##### Input for this task #####

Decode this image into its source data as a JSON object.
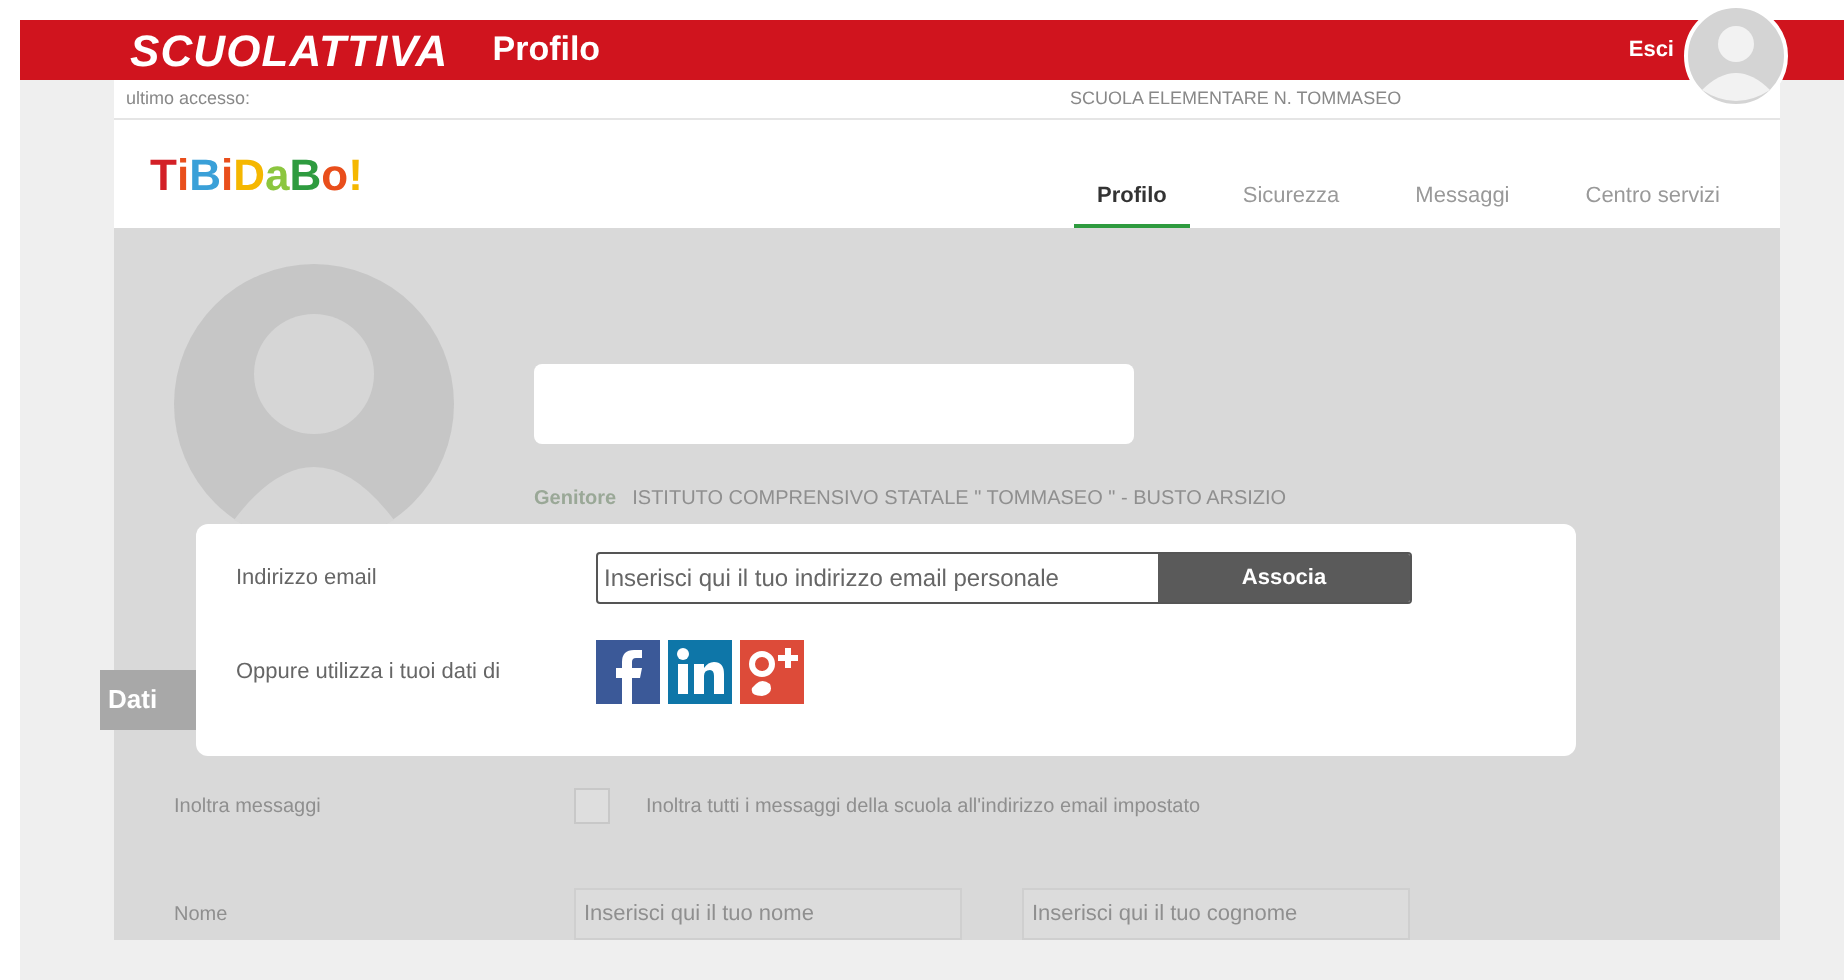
{
  "header": {
    "brand": "SCUOLATTIVA",
    "title": "Profilo",
    "logout": "Esci"
  },
  "info_bar": {
    "last_access": "ultimo accesso:",
    "school": "SCUOLA ELEMENTARE N. TOMMASEO"
  },
  "logo": {
    "letters": [
      {
        "text": "T",
        "color": "#d32027"
      },
      {
        "text": "i",
        "color": "#e94e1b"
      },
      {
        "text": "B",
        "color": "#3aa0d8"
      },
      {
        "text": "i",
        "color": "#e94e1b"
      },
      {
        "text": "D",
        "color": "#f5b700"
      },
      {
        "text": "a",
        "color": "#8cc63f"
      },
      {
        "text": "B",
        "color": "#2e9b3f"
      },
      {
        "text": "o",
        "color": "#e94e1b"
      },
      {
        "text": "!",
        "color": "#f5b700"
      }
    ]
  },
  "tabs": [
    {
      "label": "Profilo",
      "selected": true
    },
    {
      "label": "Sicurezza",
      "selected": false
    },
    {
      "label": "Messaggi",
      "selected": false
    },
    {
      "label": "Centro servizi",
      "selected": false
    }
  ],
  "profile": {
    "role": "Genitore",
    "institute": "ISTITUTO COMPRENSIVO STATALE \" TOMMASEO \" - BUSTO ARSIZIO"
  },
  "section_tab": "Dati",
  "form": {
    "forward_label": "Inoltra messaggi",
    "forward_checked": false,
    "forward_text": "Inoltra tutti i messaggi della scuola all'indirizzo email impostato",
    "name_label": "Nome",
    "name_placeholder": "Inserisci qui il tuo nome",
    "surname_placeholder": "Inserisci qui il tuo cognome"
  },
  "dialog": {
    "email_label": "Indirizzo email",
    "email_placeholder": "Inserisci qui il tuo indirizzo email personale",
    "associate_button": "Associa",
    "social_label": "Oppure utilizza i tuoi dati di",
    "social": [
      {
        "kind": "facebook"
      },
      {
        "kind": "linkedin"
      },
      {
        "kind": "googleplus"
      }
    ]
  }
}
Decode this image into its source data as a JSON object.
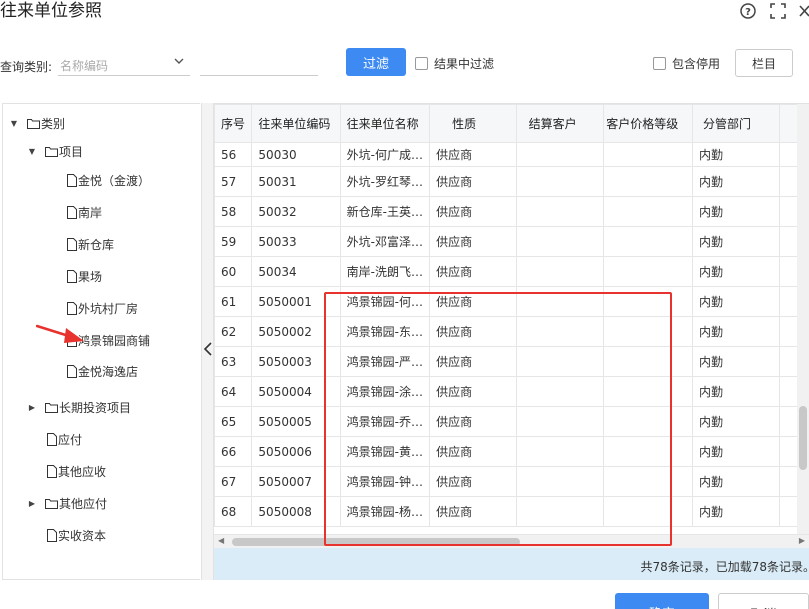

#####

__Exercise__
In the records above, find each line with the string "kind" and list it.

__Your solution__
        "kind": "facebook"
        "kind": "linkedin"
        "kind": "googleplus"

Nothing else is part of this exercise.